Dataset rows for apps and sites
####################

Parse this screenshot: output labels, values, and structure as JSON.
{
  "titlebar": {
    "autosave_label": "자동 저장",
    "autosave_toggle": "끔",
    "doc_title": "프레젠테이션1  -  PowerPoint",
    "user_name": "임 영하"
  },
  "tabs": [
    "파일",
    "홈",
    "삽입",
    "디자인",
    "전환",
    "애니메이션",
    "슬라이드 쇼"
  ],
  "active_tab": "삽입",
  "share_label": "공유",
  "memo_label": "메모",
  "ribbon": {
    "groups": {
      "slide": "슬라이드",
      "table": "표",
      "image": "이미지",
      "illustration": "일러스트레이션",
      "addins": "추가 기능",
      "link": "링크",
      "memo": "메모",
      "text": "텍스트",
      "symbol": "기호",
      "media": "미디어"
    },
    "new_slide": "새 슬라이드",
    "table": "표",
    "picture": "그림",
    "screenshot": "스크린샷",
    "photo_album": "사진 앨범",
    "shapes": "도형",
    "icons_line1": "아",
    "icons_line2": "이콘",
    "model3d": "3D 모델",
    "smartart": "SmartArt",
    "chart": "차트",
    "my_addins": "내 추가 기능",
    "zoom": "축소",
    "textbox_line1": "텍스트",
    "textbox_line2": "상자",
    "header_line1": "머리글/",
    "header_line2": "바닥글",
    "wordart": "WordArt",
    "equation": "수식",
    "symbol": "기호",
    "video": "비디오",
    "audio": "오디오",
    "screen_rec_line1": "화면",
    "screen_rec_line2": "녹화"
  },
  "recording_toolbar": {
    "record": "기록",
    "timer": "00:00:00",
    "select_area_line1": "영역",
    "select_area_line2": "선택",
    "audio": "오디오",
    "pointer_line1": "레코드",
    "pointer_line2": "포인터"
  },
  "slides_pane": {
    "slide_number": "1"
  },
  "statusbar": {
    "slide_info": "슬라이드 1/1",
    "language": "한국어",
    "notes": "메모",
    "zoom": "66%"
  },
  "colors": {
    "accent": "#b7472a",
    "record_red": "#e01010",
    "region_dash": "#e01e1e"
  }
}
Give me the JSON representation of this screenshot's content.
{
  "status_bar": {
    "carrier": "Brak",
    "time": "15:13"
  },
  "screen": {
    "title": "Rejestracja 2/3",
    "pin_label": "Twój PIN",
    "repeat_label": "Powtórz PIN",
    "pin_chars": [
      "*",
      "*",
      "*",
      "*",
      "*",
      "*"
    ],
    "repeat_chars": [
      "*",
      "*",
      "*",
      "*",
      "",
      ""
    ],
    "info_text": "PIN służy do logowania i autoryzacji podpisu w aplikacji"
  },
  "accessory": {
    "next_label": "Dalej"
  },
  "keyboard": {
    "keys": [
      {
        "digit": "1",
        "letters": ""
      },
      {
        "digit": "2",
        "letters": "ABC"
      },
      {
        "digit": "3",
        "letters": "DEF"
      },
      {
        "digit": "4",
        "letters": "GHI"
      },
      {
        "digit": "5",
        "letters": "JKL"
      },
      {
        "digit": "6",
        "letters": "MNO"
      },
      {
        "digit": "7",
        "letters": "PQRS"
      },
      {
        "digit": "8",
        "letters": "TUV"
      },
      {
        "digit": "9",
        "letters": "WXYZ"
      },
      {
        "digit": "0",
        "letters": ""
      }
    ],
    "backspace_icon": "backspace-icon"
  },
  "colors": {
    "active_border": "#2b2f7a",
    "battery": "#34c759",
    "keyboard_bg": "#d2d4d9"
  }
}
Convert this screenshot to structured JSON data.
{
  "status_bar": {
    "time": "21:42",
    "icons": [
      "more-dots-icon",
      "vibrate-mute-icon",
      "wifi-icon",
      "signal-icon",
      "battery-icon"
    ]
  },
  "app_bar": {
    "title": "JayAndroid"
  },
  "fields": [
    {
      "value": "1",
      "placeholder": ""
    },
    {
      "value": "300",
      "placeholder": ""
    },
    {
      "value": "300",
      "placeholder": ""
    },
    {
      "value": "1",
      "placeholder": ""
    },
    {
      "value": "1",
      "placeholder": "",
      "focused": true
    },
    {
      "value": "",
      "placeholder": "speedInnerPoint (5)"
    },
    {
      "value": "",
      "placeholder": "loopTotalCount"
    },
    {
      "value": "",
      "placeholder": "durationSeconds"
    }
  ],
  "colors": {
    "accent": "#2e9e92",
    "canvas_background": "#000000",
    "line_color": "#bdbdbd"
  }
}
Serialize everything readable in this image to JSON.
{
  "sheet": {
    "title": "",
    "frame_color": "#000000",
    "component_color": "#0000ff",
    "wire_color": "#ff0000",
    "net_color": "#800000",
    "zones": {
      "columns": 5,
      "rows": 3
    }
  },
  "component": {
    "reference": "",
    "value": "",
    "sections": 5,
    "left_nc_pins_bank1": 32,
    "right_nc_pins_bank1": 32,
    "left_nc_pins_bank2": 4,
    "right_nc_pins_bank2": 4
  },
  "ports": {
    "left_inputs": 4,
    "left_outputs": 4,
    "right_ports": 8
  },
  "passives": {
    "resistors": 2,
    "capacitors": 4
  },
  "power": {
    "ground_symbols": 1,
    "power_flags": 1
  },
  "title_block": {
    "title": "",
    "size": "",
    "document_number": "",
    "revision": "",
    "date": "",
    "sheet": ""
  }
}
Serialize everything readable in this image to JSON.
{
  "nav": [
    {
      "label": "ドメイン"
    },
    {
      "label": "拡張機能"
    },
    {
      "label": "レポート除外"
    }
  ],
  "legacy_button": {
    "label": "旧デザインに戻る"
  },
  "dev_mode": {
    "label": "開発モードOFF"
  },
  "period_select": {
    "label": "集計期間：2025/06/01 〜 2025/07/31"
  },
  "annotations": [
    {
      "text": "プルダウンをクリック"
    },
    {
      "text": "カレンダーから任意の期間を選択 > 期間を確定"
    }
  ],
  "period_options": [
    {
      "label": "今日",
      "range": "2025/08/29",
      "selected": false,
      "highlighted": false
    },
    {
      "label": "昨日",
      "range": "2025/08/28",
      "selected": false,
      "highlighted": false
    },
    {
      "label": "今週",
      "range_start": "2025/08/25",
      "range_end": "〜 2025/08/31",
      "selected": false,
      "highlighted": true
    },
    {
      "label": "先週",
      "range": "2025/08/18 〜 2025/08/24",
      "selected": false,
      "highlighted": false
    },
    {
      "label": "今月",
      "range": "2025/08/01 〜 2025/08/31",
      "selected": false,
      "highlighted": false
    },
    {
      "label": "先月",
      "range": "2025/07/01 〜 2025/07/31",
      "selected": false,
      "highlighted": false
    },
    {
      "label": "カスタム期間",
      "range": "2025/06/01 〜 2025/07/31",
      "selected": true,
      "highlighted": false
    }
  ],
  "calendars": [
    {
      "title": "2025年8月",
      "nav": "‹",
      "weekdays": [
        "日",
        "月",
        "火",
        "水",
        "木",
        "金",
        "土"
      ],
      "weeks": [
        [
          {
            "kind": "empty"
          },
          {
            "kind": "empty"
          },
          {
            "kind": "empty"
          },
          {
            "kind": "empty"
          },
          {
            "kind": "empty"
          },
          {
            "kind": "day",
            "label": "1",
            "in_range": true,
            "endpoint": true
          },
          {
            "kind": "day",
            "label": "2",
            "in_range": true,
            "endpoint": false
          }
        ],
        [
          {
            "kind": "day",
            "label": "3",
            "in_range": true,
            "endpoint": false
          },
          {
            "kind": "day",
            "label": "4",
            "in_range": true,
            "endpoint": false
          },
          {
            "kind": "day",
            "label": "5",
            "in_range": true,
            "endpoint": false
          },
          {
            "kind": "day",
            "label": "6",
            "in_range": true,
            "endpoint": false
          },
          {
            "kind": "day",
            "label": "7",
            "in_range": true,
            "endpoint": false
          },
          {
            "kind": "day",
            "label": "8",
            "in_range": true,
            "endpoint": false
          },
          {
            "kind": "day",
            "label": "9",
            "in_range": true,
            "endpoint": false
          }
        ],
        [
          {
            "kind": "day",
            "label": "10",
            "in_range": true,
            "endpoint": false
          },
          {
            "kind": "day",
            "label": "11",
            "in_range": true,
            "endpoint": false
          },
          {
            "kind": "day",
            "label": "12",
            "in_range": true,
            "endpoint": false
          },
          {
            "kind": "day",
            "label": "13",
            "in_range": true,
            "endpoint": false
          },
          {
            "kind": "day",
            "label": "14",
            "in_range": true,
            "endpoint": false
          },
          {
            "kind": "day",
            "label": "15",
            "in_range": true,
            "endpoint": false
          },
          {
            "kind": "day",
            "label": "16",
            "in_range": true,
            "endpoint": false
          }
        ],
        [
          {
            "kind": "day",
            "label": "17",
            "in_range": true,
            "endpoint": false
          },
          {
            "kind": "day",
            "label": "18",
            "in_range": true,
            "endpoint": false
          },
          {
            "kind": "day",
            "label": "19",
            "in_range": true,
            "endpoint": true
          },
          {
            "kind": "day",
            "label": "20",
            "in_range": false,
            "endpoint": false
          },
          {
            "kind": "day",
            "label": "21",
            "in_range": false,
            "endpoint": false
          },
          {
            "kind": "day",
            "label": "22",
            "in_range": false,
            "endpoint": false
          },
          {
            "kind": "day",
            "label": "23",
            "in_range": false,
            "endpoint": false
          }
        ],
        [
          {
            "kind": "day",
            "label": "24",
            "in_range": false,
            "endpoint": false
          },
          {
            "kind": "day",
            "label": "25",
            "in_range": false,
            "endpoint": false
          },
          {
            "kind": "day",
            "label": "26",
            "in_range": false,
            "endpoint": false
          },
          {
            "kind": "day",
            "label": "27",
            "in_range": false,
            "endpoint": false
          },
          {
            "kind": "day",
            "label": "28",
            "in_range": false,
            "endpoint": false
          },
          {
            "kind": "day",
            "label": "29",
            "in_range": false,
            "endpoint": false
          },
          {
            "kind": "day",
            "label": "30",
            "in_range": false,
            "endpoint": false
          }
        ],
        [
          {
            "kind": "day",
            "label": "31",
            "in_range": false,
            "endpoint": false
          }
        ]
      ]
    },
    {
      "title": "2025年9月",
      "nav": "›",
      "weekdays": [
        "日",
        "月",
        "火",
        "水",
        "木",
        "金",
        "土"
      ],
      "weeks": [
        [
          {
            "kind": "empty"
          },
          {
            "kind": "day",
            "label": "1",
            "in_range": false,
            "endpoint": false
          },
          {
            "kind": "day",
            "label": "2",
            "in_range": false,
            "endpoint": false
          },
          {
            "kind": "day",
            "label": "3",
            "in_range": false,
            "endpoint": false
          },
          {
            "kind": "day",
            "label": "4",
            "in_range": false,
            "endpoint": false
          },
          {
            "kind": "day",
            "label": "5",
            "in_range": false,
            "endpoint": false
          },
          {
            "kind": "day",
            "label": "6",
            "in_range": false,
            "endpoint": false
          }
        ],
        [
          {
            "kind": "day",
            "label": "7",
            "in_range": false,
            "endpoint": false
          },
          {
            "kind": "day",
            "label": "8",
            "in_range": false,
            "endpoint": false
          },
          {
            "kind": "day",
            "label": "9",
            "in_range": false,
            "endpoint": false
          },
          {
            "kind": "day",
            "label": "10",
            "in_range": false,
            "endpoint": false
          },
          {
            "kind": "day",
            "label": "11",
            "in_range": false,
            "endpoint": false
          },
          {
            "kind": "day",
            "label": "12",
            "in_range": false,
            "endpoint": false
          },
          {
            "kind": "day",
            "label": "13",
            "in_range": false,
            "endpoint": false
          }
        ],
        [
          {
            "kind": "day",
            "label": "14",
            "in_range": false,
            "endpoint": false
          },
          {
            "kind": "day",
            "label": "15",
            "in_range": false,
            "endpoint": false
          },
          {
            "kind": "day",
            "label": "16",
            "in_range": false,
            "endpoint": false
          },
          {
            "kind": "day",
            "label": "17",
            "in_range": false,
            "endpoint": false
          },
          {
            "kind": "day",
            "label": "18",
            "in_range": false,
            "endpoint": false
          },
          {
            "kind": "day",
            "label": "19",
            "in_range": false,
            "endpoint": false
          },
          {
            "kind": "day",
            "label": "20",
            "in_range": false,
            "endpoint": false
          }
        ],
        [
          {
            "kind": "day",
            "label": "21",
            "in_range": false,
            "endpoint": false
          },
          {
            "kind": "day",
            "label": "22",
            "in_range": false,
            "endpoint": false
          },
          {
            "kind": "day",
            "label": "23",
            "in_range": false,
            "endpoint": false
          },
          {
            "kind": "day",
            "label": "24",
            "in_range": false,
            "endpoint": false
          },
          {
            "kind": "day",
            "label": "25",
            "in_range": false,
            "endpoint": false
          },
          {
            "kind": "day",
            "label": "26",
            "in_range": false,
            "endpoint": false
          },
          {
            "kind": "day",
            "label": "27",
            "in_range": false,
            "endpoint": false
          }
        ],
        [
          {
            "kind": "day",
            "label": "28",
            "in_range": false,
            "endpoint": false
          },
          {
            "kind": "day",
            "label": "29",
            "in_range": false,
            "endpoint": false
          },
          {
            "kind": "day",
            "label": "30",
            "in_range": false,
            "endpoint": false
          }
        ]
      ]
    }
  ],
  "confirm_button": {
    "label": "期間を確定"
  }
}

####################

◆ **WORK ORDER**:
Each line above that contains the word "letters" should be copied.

◆ **OUTPUT**:
        "letters": ""
        "letters": "ABC"
        "letters": "DEF"
        "letters": "GHI"
        "letters": "JKL"
        "letters": "MNO"
        "letters": "PQRS"
        "letters": "TUV"
        "letters": "WXYZ"
        "letters": ""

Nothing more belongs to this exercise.